Your goal: For the listing below, work out how many lines hold the word "title" and give that number by itself.

········

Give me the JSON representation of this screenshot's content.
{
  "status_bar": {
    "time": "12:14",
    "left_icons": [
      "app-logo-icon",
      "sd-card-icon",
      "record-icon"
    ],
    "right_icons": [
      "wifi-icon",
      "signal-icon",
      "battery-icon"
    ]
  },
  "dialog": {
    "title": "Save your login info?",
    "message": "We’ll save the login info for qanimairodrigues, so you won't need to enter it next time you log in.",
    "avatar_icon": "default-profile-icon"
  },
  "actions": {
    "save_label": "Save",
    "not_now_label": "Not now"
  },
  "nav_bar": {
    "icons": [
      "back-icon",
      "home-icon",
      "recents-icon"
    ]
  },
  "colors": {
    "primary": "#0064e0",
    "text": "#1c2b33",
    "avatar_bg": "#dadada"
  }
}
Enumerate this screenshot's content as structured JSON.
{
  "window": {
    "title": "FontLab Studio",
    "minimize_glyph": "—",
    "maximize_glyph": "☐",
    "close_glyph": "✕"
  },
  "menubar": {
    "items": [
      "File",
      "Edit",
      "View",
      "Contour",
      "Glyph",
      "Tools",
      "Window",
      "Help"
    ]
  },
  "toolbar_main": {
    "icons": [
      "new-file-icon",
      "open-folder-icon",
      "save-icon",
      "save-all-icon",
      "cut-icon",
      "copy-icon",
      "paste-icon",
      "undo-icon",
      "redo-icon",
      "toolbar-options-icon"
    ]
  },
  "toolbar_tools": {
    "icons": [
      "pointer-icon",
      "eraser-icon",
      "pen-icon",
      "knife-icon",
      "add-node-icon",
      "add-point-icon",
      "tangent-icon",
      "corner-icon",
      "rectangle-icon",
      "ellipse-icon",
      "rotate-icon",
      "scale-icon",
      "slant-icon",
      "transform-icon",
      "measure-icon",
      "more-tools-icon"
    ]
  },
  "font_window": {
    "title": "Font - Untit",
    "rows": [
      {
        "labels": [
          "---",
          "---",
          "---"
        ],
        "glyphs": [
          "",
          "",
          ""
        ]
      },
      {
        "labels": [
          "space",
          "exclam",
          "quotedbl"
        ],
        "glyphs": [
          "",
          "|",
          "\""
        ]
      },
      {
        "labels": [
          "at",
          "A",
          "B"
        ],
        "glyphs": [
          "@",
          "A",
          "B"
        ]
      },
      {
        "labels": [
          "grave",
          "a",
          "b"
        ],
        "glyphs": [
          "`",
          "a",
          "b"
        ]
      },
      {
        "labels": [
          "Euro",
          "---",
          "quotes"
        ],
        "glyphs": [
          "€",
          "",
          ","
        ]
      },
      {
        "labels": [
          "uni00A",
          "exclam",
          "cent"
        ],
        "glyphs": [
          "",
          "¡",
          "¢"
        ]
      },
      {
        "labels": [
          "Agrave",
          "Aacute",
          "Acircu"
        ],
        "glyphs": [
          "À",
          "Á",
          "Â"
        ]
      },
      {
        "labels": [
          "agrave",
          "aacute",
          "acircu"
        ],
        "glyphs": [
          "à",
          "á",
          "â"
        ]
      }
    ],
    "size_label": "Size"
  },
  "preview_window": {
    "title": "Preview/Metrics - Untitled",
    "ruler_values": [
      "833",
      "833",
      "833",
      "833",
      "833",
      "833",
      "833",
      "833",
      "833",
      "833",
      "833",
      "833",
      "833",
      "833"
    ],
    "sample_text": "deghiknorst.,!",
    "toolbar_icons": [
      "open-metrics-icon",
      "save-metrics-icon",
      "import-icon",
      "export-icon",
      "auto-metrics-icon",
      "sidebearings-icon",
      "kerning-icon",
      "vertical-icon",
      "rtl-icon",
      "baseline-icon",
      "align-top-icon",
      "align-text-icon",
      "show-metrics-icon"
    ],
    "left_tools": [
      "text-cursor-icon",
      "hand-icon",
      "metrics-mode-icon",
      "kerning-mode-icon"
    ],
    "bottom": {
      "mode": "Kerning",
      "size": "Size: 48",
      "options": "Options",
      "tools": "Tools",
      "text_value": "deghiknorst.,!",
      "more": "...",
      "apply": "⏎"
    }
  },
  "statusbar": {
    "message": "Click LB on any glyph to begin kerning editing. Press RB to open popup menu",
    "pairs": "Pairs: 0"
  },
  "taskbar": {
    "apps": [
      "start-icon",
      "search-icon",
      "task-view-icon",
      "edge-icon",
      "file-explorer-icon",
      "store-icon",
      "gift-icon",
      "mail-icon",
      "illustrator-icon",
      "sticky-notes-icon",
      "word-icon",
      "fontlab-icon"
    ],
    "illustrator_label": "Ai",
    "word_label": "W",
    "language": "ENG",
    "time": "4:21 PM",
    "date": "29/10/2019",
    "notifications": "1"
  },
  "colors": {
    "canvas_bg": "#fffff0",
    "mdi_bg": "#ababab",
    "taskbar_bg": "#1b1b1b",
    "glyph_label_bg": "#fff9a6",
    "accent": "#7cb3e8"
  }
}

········

Written answer: 4